### What this task involves
Could you filter the records below and keep only the lines with the word "Spike"?

### Source material
══════════════════════════════
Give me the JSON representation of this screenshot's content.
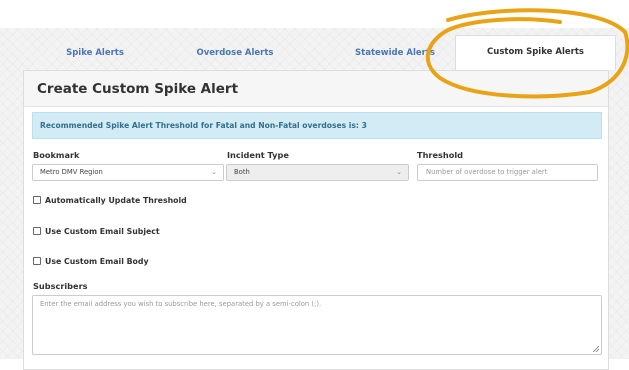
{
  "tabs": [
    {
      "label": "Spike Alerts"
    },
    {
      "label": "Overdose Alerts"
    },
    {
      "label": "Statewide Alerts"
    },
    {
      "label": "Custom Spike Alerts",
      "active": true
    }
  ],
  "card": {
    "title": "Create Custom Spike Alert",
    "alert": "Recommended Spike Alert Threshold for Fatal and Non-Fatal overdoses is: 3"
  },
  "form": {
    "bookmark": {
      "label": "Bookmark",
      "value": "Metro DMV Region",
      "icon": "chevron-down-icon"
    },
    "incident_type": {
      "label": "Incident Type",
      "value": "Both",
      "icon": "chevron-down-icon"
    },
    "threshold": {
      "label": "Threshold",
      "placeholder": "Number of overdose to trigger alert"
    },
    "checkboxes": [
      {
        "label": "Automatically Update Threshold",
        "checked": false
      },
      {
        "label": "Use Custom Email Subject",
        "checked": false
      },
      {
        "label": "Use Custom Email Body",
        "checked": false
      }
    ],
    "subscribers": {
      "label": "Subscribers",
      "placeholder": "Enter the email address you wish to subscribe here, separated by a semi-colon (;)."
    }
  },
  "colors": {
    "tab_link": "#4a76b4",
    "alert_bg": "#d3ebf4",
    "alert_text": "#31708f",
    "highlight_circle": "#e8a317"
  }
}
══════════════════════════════
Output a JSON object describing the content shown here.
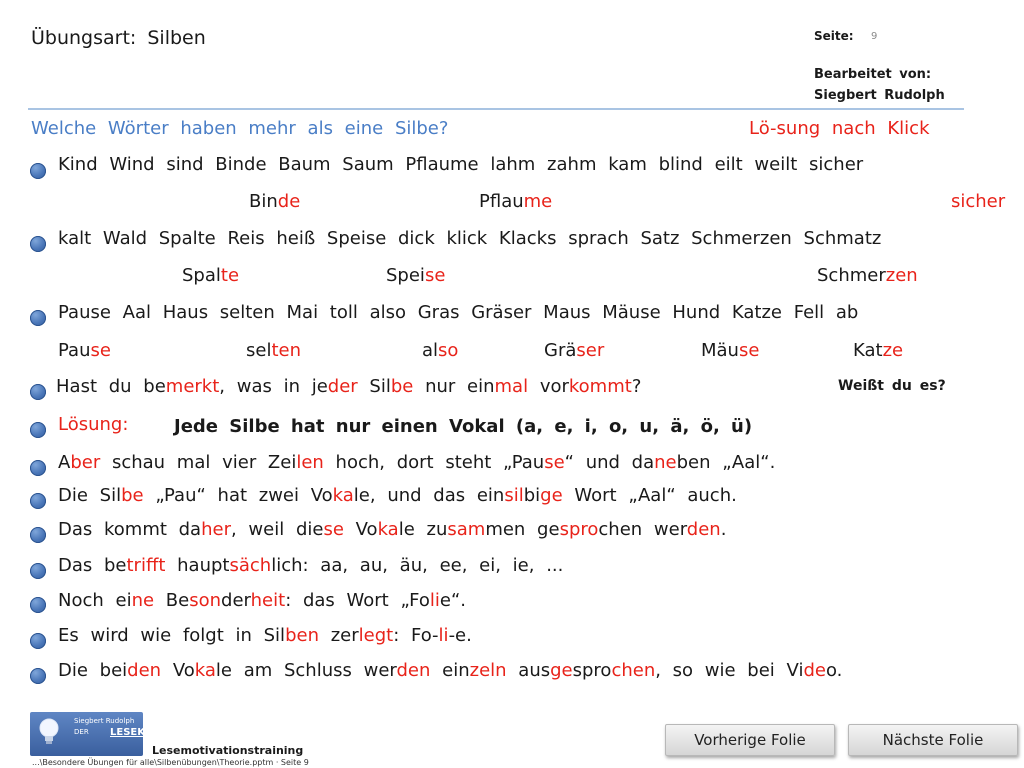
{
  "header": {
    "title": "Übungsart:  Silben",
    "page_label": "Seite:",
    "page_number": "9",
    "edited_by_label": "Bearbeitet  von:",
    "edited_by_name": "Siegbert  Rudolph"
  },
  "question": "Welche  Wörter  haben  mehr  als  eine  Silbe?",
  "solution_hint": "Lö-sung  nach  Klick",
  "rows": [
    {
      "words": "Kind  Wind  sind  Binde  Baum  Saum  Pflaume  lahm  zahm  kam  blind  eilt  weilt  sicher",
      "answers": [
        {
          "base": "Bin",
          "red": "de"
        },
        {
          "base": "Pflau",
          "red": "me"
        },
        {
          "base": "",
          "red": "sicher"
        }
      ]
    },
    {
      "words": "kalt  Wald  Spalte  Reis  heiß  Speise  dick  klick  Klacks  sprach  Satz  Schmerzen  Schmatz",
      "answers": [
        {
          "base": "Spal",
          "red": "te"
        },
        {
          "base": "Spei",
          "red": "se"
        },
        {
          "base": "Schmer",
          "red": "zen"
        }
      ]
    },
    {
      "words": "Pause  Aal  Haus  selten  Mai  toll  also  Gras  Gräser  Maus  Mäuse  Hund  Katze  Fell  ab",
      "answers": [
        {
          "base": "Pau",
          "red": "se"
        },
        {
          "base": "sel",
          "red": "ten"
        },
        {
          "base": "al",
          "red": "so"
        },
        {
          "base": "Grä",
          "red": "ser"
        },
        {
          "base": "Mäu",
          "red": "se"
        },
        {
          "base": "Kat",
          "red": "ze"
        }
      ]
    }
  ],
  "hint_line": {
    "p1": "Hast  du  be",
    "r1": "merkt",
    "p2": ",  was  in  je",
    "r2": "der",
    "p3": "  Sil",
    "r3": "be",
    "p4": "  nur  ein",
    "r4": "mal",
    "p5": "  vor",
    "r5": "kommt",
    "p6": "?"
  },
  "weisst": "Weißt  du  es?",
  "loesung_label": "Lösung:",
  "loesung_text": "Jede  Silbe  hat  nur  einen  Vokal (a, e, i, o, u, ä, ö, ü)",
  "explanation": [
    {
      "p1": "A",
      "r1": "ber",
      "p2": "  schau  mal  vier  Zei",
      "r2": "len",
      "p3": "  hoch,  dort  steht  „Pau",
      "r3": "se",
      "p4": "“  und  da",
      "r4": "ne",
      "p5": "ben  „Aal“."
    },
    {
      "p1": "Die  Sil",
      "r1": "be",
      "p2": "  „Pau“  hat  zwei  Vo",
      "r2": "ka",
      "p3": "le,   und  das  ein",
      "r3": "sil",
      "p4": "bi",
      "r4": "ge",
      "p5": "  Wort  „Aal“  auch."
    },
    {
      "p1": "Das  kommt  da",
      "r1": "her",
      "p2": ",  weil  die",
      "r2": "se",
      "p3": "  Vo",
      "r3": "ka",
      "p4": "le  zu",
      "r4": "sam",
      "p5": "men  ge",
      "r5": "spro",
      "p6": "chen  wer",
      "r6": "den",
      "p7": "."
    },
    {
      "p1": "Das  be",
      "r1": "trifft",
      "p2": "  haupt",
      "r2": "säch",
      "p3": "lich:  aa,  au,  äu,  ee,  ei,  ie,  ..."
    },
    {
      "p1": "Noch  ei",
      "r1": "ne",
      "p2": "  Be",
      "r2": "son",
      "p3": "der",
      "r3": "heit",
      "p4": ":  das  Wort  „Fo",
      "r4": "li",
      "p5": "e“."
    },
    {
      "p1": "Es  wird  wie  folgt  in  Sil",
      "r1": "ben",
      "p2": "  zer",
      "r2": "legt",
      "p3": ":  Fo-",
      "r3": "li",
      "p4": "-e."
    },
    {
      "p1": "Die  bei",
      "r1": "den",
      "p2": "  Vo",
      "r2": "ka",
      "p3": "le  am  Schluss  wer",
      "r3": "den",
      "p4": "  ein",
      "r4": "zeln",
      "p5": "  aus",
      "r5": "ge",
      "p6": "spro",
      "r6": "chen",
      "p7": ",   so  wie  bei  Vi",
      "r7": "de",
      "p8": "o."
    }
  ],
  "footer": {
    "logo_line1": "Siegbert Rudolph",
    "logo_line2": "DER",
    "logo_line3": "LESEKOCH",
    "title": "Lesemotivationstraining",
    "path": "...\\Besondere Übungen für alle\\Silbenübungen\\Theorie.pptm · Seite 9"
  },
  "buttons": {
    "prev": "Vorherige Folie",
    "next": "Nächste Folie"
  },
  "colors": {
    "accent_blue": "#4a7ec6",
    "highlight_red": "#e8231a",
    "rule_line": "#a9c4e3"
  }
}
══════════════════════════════
### Answer for this exercise
      "label": "Spike Alerts"
      "label": "Custom Spike Alerts",
    "title": "Create Custom Spike Alert",
    "alert": "Recommended Spike Alert Threshold for Fatal and Non-Fatal overdoses is: 3"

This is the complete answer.